Williams, who coached McDonald in basketball and called him Sabertooth ("he had a crazy smile"), remembers McDonald for not fighting, but stopping fights, and for working hard. Now, the hope is that the goodwill and generous spirit Williams poured into his community will help carry him and his family through the strain of his son's medical costs.
"The spiritual support from our church, our family, everyone's been supportive and contacting us," said Gwyndolyn Williams, Frank's wife. "This modern technology is how everybody's doing it, texting and everything, so we're getting on board with that."
The family is setting up a GoFundMe to try to cover some of the expenses, which in addition to immediate costs like surgery and travel and hospital stay will include physical therapy and medication, which he'll need for the rest of his life. For now, though, Williams says he's just grateful his son's alive.
"He's my number one," Williams said. "We look alike, we talk alike, everything. Even his name's Frank Williams, same name as mine."

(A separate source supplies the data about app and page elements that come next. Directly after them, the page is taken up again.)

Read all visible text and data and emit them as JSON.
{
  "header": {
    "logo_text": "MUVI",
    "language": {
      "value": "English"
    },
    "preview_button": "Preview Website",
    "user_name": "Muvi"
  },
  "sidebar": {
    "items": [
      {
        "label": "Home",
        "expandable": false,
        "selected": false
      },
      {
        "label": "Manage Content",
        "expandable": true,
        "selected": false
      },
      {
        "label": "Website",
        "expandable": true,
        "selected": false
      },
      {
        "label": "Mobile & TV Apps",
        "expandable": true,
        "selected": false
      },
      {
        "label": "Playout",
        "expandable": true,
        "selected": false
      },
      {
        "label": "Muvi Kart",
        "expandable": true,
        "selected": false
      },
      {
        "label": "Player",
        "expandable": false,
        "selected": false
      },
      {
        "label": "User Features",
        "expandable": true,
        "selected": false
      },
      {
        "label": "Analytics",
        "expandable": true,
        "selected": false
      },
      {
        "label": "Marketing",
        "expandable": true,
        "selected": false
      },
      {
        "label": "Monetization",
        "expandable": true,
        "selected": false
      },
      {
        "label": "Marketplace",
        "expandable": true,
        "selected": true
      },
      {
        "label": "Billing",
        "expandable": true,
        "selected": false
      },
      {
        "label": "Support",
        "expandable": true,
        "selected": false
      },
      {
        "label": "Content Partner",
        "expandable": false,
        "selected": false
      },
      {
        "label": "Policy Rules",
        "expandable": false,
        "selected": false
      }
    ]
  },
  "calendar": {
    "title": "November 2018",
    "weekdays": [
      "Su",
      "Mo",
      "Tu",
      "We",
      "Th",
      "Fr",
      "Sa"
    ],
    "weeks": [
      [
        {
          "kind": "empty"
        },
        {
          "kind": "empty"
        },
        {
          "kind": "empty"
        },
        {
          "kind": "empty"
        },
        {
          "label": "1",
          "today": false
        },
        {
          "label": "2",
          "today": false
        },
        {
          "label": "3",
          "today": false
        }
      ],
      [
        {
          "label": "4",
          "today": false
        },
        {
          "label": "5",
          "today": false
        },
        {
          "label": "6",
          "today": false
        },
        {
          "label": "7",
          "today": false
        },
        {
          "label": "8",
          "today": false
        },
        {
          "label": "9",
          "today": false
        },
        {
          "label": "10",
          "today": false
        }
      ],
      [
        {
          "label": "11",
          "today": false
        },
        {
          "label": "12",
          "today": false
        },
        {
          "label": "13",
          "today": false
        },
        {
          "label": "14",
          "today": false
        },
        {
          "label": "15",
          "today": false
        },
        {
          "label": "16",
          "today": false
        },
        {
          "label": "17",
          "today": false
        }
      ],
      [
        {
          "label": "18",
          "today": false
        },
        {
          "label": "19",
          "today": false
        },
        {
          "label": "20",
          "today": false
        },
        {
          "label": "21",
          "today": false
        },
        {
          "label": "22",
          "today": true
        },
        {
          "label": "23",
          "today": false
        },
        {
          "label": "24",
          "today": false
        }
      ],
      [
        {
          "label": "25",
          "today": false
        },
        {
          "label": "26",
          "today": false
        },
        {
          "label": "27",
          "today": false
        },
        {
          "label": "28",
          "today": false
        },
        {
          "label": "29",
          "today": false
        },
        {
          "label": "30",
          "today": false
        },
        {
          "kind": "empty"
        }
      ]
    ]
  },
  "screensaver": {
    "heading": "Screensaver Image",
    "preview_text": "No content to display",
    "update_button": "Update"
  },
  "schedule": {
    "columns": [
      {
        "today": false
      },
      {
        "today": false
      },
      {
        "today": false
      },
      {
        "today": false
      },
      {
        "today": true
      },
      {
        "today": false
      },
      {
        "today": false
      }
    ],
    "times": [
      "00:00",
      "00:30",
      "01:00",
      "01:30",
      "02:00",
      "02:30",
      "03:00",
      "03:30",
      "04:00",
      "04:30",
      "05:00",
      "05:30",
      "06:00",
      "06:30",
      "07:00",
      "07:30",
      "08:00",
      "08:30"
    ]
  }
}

The latest season of Last Chance High premieres on VICELAND on August 8.
Donate to Coach's GoFundMe page right now.